> _GOAL OF THE EXERCISE_: Your task is to filter the entries and copy every line containing the string "true".

⟨

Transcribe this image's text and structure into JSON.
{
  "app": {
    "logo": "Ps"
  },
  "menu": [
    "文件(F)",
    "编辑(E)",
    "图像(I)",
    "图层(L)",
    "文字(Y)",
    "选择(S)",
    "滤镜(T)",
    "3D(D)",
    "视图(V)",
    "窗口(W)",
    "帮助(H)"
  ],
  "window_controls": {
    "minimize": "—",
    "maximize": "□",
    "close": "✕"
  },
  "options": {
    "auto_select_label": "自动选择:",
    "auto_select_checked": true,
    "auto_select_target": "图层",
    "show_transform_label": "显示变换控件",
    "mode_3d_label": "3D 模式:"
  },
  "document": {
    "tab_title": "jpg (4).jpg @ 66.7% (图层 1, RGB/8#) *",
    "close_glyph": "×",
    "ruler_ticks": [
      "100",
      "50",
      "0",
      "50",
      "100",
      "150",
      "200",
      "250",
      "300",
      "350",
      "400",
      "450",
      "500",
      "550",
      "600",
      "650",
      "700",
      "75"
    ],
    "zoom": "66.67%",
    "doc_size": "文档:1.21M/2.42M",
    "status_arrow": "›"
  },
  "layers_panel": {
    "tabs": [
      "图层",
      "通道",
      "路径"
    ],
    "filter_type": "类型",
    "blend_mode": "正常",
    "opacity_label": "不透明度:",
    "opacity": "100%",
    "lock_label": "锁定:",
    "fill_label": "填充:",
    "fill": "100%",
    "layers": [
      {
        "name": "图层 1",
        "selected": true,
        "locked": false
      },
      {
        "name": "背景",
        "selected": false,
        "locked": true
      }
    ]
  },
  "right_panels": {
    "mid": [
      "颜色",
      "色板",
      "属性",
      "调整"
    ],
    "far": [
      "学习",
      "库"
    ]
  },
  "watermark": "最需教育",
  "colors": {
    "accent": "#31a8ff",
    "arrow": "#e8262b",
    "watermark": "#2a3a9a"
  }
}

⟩

> _RESPONSE_:
    "auto_select_checked": true,
        "selected": true,
        "locked": true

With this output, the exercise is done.